At points, BLESSED channels Lil Peep, but his brand of emo, though raw, conveys “positive energy” over nihilism. In fact, BLESSED – who’s fascinated by the power of music through the ages – sought to record songs that are spiritual, cathartic and restorative. “The music that I’ve been making has been super-introspective – just aligned with my soul; aligned with my spirit. I want those who resonate with it to take that piece of me with them and be able to know that they’re not alone and they’re not going through whatever they’re going through by themselves, but everybody goes through things.
“Everyone has different stories, everyone has different trials and tribulations, but, at the end of the day, we all have this one music thing that brings us together; that unites us; that helps us to get through certain situations.” BLESSED has plans to give family, friends and some lucky fans a journal, which illuminates research he’s conducted into healing frequencies.
BLESSED’s new sense of liberation and possibility also extends to his styling – which evokes Woodstock bohemia, glam-rock costuming, and Jean-Michel Basquiat. “I want to really push that idea of individuality,” he says, pleased.
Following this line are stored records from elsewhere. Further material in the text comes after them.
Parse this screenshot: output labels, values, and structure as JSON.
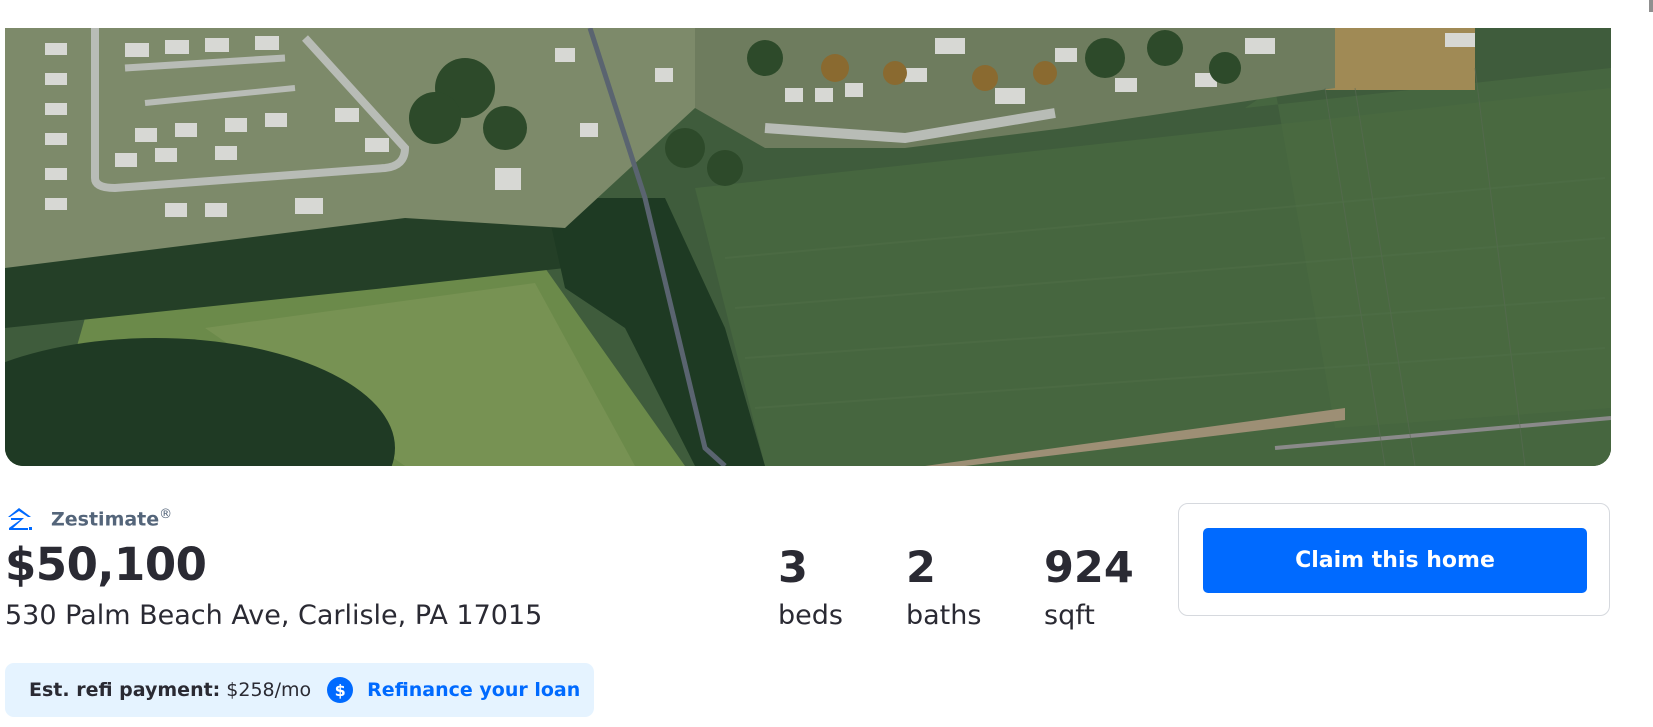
{
  "zestimate": {
    "label": "Zestimate",
    "reg_mark": "®",
    "price": "$50,100",
    "address": "530 Palm Beach Ave, Carlisle, PA 17015",
    "logo_icon": "zillow-logo-icon"
  },
  "facts": [
    {
      "value": "3",
      "label": "beds"
    },
    {
      "value": "2",
      "label": "baths"
    },
    {
      "value": "924",
      "label": "sqft"
    }
  ],
  "claim": {
    "button_label": "Claim this home"
  },
  "refi": {
    "label": "Est. refi payment:",
    "value": "$258/mo",
    "icon": "dollar-circle-icon",
    "icon_glyph": "$",
    "link_label": "Refinance your loan"
  },
  "colors": {
    "brand_blue": "#006aff",
    "refi_bg": "#e5f3ff",
    "zest_label": "#54657a",
    "text": "#2a2a33"
  },
  "hero": {
    "image": "aerial-satellite-photo"
  }
}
Eschewing hip-hop athleisure, BLESSED now favours gender-fluid attire, jewellery and eyeliner. “I’m just happy to do things that people see outside of the norm and not be associated with a very singular way of thinking or a very one-sided view on what I should be wearing or how I should look. I’m just sweet to wear whatever I want, make whatever I want and be myself.”
BLESSED’s ‘Music Is The Medicine’ is out now